I have the utmost respect for the courage of the British. Their team spirit and organizing power are wonderful. Their literature has much that is admirable. Reading their Bible, I feel myself in bliss. However, their selfishness overshadows their fine qualities.Their activities have done nothing but harm to India. These policies have ruined and emasculated the country. I am convinced that never under Moghul rule, or at any other time, were the people so thoroughly emasculated as they are today. This is no accidental result that has been deliberately brought about, and so I look upon this rule as Ravanarajya. The Government we dream of, I describe as Ramarajya. Swaraj alone can be such Ramarajya.
How may we establish it?
In former times, the subjects did tapascharya when they were oppressed. They believed that it was because of their sins that they got a wicked king and so they tried to purify themselves. The first step in this was to recognize a monster as such and avoid him, to non-co-operate with him. Even non-co-operation requires courage.To cultivate it, one needs to give up comforts and pleasures. To receive education provided by a wicked Government, to accept honours at its hands, to seek settlement of one’s disputes through its agency, to help it in framing laws, to provide it with policemen, to wear cloth produced by it—to do this while desiring that it should perish is like trying to cut off the branch on which one is sitting. This is nothing but sin. Nor, in this way, shall we succeed in destroying the government.
How, then, should we celebrate Diwali?
1. If your children are attending Government schools,we should withdraw them from such schools.
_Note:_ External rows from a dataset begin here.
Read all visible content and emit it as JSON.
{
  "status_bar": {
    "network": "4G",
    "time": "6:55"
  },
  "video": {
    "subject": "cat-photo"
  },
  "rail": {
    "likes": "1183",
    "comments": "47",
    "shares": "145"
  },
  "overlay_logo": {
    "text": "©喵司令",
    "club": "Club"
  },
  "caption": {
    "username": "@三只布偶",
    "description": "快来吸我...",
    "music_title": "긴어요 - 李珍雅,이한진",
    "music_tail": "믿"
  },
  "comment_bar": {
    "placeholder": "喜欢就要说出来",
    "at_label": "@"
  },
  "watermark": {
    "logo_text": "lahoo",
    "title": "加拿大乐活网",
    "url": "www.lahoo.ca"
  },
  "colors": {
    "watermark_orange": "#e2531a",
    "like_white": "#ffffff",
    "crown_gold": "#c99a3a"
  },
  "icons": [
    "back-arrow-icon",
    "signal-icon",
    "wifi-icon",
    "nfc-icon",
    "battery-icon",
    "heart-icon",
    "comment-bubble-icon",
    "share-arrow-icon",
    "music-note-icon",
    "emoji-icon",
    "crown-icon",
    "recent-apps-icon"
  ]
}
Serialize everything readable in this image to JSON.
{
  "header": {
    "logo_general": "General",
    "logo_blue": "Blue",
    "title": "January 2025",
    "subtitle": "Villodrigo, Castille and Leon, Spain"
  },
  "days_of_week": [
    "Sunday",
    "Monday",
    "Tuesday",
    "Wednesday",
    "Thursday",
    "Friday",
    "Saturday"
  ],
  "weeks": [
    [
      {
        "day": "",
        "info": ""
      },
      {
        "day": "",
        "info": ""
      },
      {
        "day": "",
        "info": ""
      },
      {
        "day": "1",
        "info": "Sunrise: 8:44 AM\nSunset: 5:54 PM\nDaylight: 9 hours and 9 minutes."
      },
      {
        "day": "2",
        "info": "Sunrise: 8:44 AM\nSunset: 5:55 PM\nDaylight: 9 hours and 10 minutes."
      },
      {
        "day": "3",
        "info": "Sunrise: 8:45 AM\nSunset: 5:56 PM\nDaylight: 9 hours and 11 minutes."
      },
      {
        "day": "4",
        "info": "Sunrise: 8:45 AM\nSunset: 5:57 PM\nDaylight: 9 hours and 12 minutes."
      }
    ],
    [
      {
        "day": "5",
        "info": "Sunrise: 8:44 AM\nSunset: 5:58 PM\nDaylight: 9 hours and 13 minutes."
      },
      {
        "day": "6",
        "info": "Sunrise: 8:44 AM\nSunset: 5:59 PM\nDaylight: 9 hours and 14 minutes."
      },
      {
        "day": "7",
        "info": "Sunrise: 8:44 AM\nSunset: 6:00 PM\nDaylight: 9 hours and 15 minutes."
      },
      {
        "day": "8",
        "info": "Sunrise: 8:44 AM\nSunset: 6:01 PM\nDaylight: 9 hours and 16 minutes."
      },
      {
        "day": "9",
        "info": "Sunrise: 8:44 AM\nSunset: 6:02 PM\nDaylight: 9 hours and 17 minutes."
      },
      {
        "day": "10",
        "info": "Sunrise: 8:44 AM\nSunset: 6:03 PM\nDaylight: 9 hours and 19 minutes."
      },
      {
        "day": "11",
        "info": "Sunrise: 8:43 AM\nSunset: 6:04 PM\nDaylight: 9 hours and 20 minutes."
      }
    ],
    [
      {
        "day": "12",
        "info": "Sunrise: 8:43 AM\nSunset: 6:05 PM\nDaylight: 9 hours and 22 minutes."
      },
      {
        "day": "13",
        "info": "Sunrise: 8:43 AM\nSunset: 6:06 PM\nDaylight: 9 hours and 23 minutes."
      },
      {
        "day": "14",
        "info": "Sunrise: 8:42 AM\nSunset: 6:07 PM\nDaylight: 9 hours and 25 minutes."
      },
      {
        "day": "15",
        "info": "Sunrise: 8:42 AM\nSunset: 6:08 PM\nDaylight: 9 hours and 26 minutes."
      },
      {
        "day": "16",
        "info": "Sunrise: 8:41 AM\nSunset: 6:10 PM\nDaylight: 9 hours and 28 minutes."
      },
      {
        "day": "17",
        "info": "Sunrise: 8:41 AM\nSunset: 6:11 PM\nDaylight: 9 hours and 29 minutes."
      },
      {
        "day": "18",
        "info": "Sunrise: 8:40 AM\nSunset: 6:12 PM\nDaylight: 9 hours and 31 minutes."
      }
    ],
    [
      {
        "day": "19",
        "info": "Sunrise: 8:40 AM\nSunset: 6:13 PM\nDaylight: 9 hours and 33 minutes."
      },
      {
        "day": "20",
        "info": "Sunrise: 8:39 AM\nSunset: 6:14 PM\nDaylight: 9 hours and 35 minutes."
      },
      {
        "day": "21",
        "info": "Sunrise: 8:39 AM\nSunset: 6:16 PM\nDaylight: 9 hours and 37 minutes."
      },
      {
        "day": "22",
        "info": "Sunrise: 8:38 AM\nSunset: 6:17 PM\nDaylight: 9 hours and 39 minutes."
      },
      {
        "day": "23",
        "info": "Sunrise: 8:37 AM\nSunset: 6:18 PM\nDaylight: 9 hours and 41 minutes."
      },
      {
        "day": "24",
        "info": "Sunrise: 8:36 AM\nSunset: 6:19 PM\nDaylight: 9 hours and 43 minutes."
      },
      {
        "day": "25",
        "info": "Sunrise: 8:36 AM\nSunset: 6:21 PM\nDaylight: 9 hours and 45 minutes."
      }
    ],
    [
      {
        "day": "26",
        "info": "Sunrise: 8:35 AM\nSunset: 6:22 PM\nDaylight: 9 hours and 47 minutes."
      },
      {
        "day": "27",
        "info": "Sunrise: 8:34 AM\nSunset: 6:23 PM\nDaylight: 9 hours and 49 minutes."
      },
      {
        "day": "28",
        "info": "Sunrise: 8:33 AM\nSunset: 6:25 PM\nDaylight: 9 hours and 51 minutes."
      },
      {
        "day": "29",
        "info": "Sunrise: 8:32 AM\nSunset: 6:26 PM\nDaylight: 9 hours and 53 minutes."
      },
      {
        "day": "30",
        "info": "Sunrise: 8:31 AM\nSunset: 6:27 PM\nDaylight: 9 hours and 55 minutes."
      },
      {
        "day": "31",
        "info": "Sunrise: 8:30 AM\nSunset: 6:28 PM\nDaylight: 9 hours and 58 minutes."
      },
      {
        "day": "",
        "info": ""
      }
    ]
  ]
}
2. We should start other schools in their place.
3. We should settle our disputes privately through panchas.
4. If we are lawyers, we should give up practice.
5. We should resolve, if we are voters, and persuade others, not to vote for any candidate. If anyone from our own locality stands as a candidate, we should send him a “card” requesting him to withdraw his candidature.
6. We should introduce the sacred spinning-wheel in our homes.
7. We should get hand-spun yarn woven into cloth and wear such cloth, bearing the additional burden for the sake of the country. All these things need money, of course. We should, therefore, donate what we can and collect contribution from others. If the people listen to me, I would advise them to do nothing during the
Diwali but engage themselves in work for swaraj.
This, at any rate, we should not do during Diwali :
1. Treat ourselves to pleasures,
3. prepare all manner of sweet dishes and
4. enjoy ourselves with fire-works.
The money saving by renouncing these things, we should donate for swaraj work. This is the duty dictated by these difficult times. When we have the Government of our dream, we may enjoy some innocent pleasures. At present, however, the people are in mourning, they are widowed. At such a time, they can have no celebrations.